"Purchase Power Parity" (PPP) is a tool used when comparing the output of two countries. If you just compare the Price, it doesn't compare apples with apples. Since apples don't cost the same in both countries. 

I first dipped my toe into life as a Soutie when I was 18 years old. I had two older brothers at university, and no idea what to study. I hated the idea of having to choose one thing. At school, you could do everything. Apparently being an Adult meant forgetting how to play. I wasn't ready. The bonus of a 'Gap Year' (or two) from the School-University-Work-Retirement-Death machine was that it wouldn't have fees. At that stage, you could get a two year 'working holiday visa' to go the UK. That sounded fun. I earned the plane ticket fee by working at Centre Court Restaurant at the Pavillion in Westville. I then hopped on that plane and went to work at a school in the South of England.

During the 9 week Summer holiday, I took on an extra job at a local hotel as a waiter, and a Night Porter. Scurrying away my pounds like a Hamster, I tried to live as cheaply as possible. The school I was working as an Assistant Teacher (Gap Student) gave me board and lodging. I tried to spend almost nothing.

I particularly remember the first round of drinks I had to buy. In South Africa, I was used to buying drinks for people. But normally on a one to one basis. In the UK, it seemed drinking was more of a Rugby match than a Tennis match. A Team Sport. One round cost me the same as the most I had ever spent on booze.

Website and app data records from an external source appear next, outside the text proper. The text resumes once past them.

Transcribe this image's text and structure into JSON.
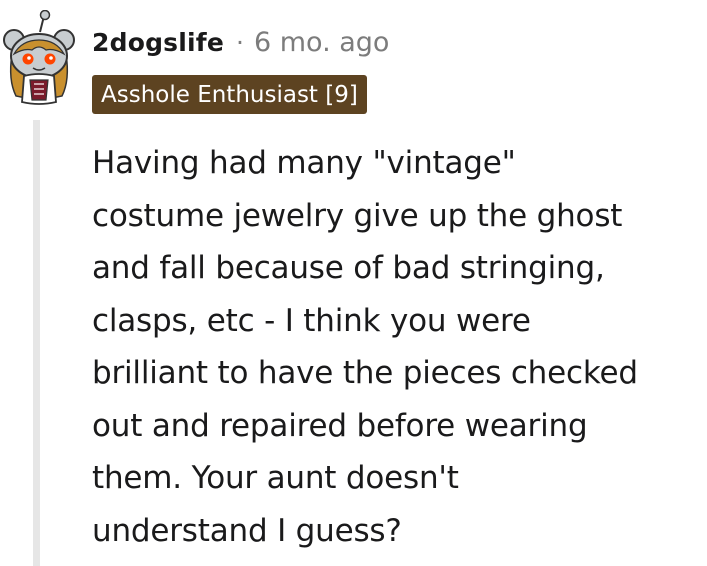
{
  "comment": {
    "username": "2dogslife",
    "separator": "·",
    "timestamp": "6 mo. ago",
    "flair": "Asshole Enthusiast [9]",
    "body_lines": [
      "Having had many \"vintage\"",
      "costume jewelry give up the ghost",
      "and fall because of bad stringing,",
      "clasps, etc - I think you were",
      "brilliant to have the pieces checked",
      "out and repaired before wearing",
      "them. Your aunt doesn't",
      "understand I guess?"
    ]
  },
  "colors": {
    "username": "#1a1a1b",
    "meta": "#7c7c7c",
    "flair_background": "#5d4321",
    "flair_text": "#ffffff",
    "thread_line": "#e6e6e6",
    "avatar_head": "#c8cdd0",
    "avatar_hair": "#c9902e"
  }
}
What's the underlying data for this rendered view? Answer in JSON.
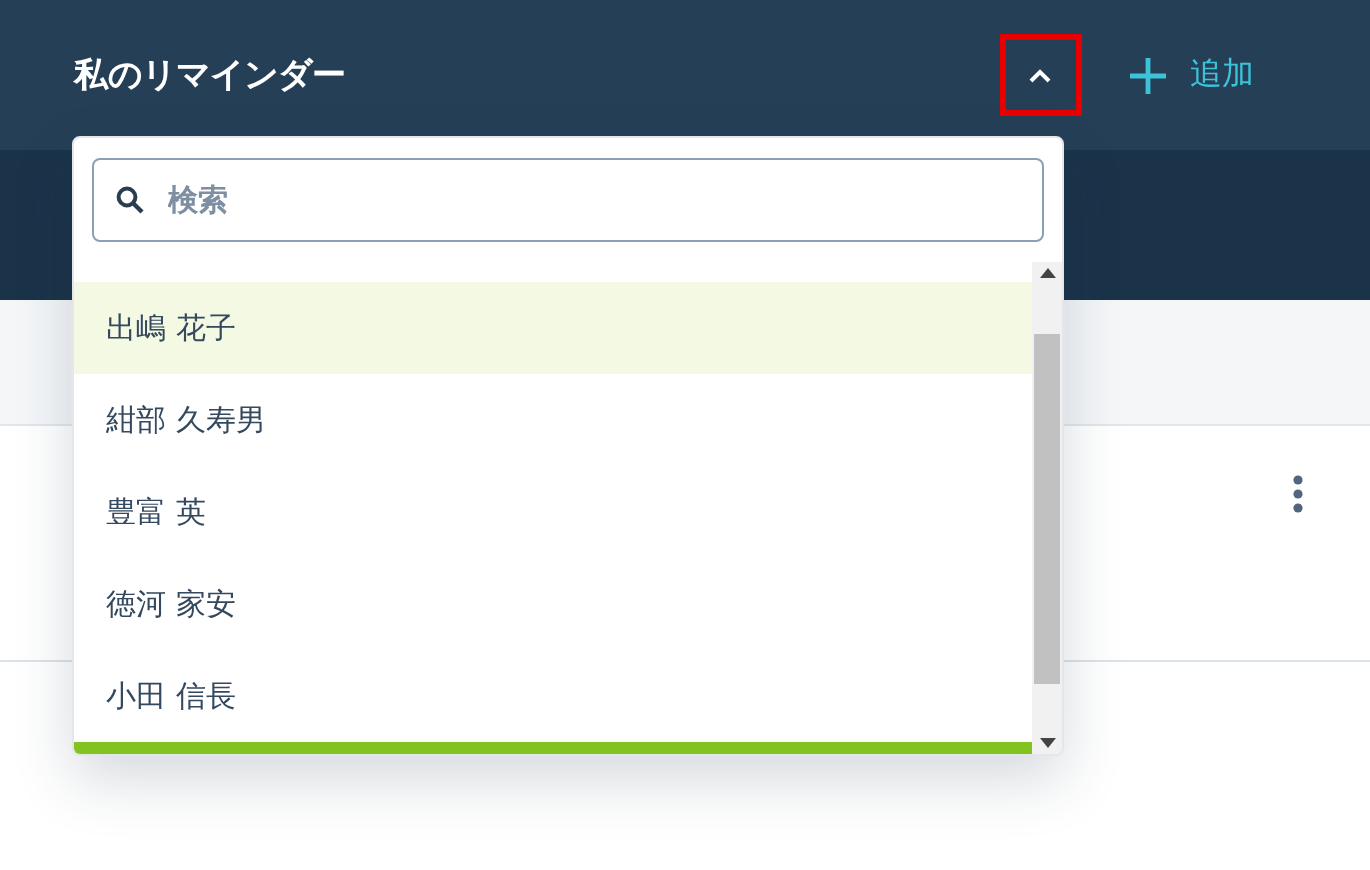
{
  "header": {
    "title": "私のリマインダー",
    "add_button": "追加",
    "toggle": {
      "expanded": true,
      "highlighted": true
    }
  },
  "dropdown": {
    "search": {
      "placeholder": "検索"
    },
    "items": [
      {
        "label": "出嶋 花子",
        "selected": true
      },
      {
        "label": "紺部 久寿男",
        "selected": false
      },
      {
        "label": "豊富 英",
        "selected": false
      },
      {
        "label": "徳河 家安",
        "selected": false
      },
      {
        "label": "小田 信長",
        "selected": false
      }
    ]
  }
}
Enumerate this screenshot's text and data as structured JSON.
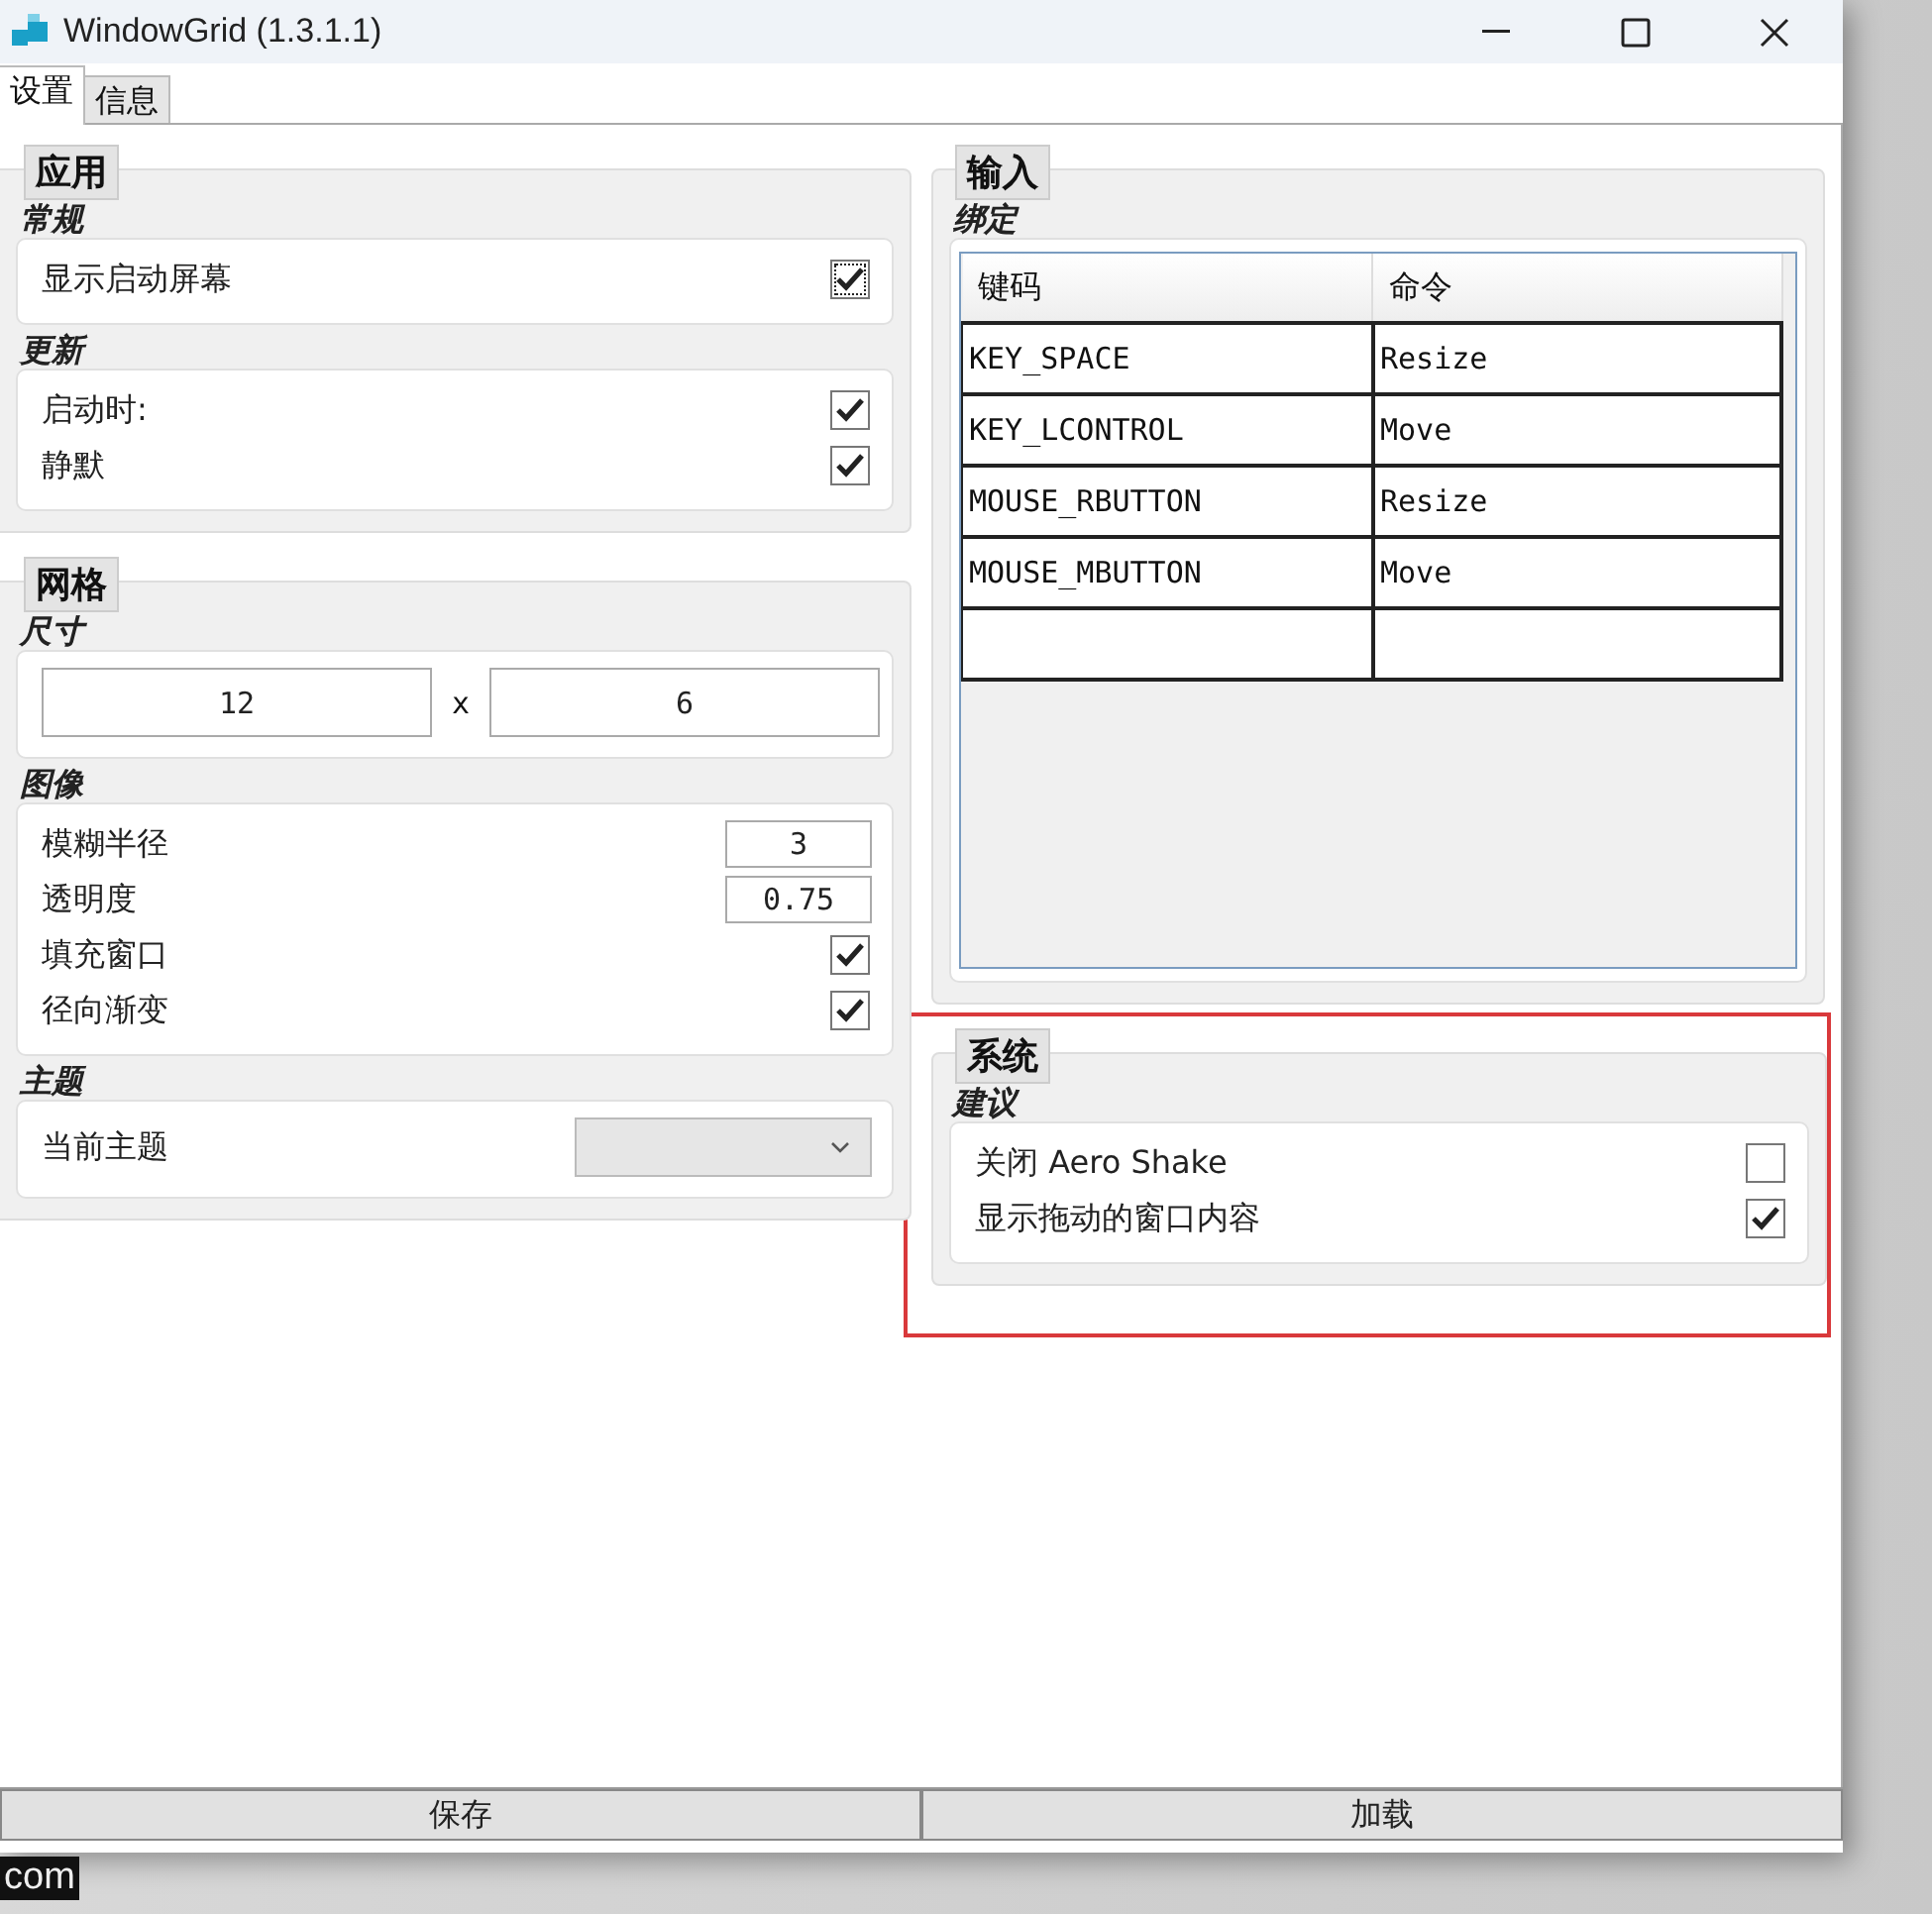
{
  "window": {
    "title": "WindowGrid (1.3.1.1)"
  },
  "tabs": [
    {
      "label": "设置",
      "selected": true
    },
    {
      "label": "信息",
      "selected": false
    }
  ],
  "left_groups": [
    {
      "title": "应用",
      "sections": [
        {
          "title": "常规",
          "rows": [
            {
              "kind": "checkbox",
              "label": "显示启动屏幕",
              "checked": true,
              "focused": true
            }
          ]
        },
        {
          "title": "更新",
          "rows": [
            {
              "kind": "checkbox",
              "label": "启动时:",
              "checked": true,
              "focused": false
            },
            {
              "kind": "checkbox",
              "label": "静默",
              "checked": true,
              "focused": false
            }
          ]
        }
      ]
    },
    {
      "title": "网格",
      "sections": [
        {
          "title": "尺寸",
          "rows": [
            {
              "kind": "pair",
              "values": [
                "12",
                "6"
              ],
              "separator": "x"
            }
          ]
        },
        {
          "title": "图像",
          "rows": [
            {
              "kind": "number",
              "label": "模糊半径",
              "value": "3"
            },
            {
              "kind": "number",
              "label": "透明度",
              "value": "0.75"
            },
            {
              "kind": "checkbox",
              "label": "填充窗口",
              "checked": true,
              "focused": false
            },
            {
              "kind": "checkbox",
              "label": "径向渐变",
              "checked": true,
              "focused": false
            }
          ]
        },
        {
          "title": "主题",
          "rows": [
            {
              "kind": "dropdown",
              "label": "当前主题"
            }
          ]
        }
      ]
    }
  ],
  "right_groups": [
    {
      "title": "输入",
      "highlighted": false,
      "sections": [
        {
          "title": "绑定",
          "rows": [
            {
              "kind": "table",
              "columns": [
                "键码",
                "命令"
              ],
              "cells": [
                [
                  "KEY_SPACE",
                  "Resize"
                ],
                [
                  "KEY_LCONTROL",
                  "Move"
                ],
                [
                  "MOUSE_RBUTTON",
                  "Resize"
                ],
                [
                  "MOUSE_MBUTTON",
                  "Move"
                ]
              ]
            }
          ]
        }
      ]
    },
    {
      "title": "系统",
      "highlighted": true,
      "sections": [
        {
          "title": "建议",
          "rows": [
            {
              "kind": "checkbox",
              "label": "关闭 Aero Shake",
              "checked": false,
              "focused": false
            },
            {
              "kind": "checkbox",
              "label": "显示拖动的窗口内容",
              "checked": true,
              "focused": false
            }
          ]
        }
      ]
    }
  ],
  "buttons": [
    "保存",
    "加载"
  ],
  "desktop_text": "com"
}
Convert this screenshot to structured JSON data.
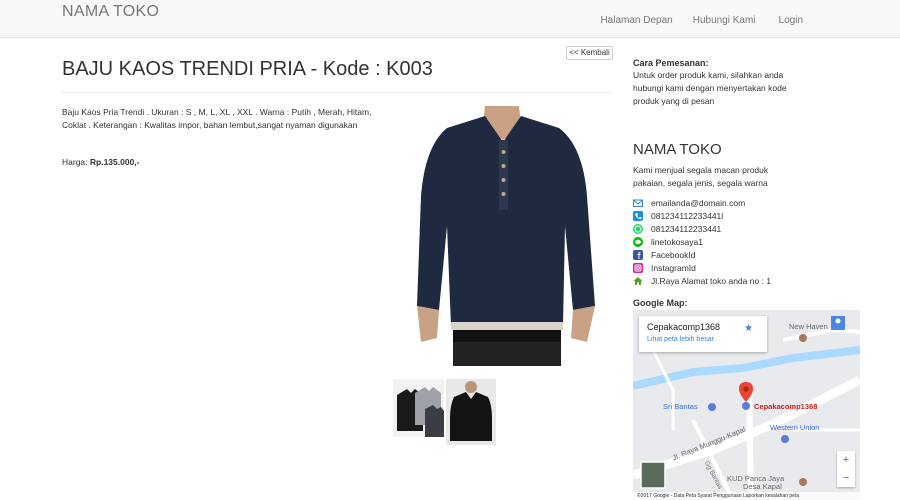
{
  "navbar": {
    "brand": "NAMA TOKO",
    "links": [
      "Halaman Depan",
      "Hubungi Kami",
      "Login"
    ]
  },
  "product": {
    "back_label": "<< Kembali",
    "title": "BAJU KAOS TRENDI PRIA - Kode : K003",
    "description": "Baju Kaos Pria Trendi . Ukuran : S , M, L, XL , XXL . Warna : Putih , Merah, Hitam, Coklat . Keterangan : Kwalitas impor, bahan lembut,sangat nyaman digunakan",
    "price_label": "Harga:",
    "price_value": "Rp.135.000,-"
  },
  "sidebar": {
    "order_title": "Cara Pemesanan:",
    "order_text": "Untuk order produk kami, silahkan anda hubungi kami dengan menyertakan kode produk yang di pesan",
    "shop_name": "NAMA TOKO",
    "shop_desc": "Kami menjual segala macan produk pakaian, segala jenis, segala warna",
    "contacts": [
      {
        "icon": "email-icon",
        "text": "emailanda@domain.com",
        "color": "#3b7dd8"
      },
      {
        "icon": "phone-icon",
        "text": "081234112233441l",
        "color": "#1a8ed8"
      },
      {
        "icon": "whatsapp-icon",
        "text": "081234112233441",
        "color": "#25d366"
      },
      {
        "icon": "line-icon",
        "text": "linetokosaya1",
        "color": "#00c300"
      },
      {
        "icon": "facebook-icon",
        "text": "FacebookId",
        "color": "#3b5998"
      },
      {
        "icon": "instagram-icon",
        "text": "InstagramId",
        "color": "#d6249f"
      },
      {
        "icon": "home-icon",
        "text": "Jl.Raya Alamat toko anda no : 1",
        "color": "#5aa02c"
      }
    ],
    "map_title": "Google Map:",
    "map": {
      "card_title": "Cepakacomp1368",
      "card_link": "Lihat peta lebih besar",
      "place_new_haven": "New Haven",
      "place_sri_bantas": "Sri Bantas",
      "place_marker": "Cepakacomp1368",
      "place_western_union": "Western Union",
      "road": "Jl. Raya Munggu-Kapal",
      "road2": "Gg Bantas",
      "place_kud": "KUD Panca Jaya",
      "place_kud2": "Desa Kapal",
      "zoom_in": "+",
      "zoom_out": "−",
      "footer": "©2017 Google - Data Peta    Syarat Penggunaan    Laporkan kesalahan peta"
    }
  }
}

When I got back to South Africa, my Pounds were magically converted into Rands. I felt like a Millionaire. The opposite of the punch to the stomach when you reached the bar, it felt like I was being given the beer. "Thinking in Pounds" gave me a spring in my step. The Barmy Army felt the same, and made up a song called "We're so rich it's unbelievable".

Barmy Banter - a Donkey taunting the Army

"The Law of One Price" is the idea that without friction, and with free competition, the same thing should cost the same everywhere. The "Law" doesn't work. In reality, prices are local, and the cost of living differs in different communities. Money is a story, and stories are local. Even within a country, the cost of living differs in different places. Every community has a different "Entry Ticket".

Financial Security depends at least as much on the outs as the ins. It depends more on the outs than the ins. Someone who gets control of their outs, and can get that sustainably below their ins, is in a much better position than someone with big ins but outsized outs.

Often ins and outs end up matching. Working is expensive. We have to pay to live close to work, perhaps put kids in school close to work, and we end up having to 'buy our round'. Buying your round may not be how you want to spend your money, but you end up being forced to because that is what everyone around you is doing, and where the people you want to be around are.

It is hard to get control of your ins and outs by yourself. 
Financial Security is also a team sport.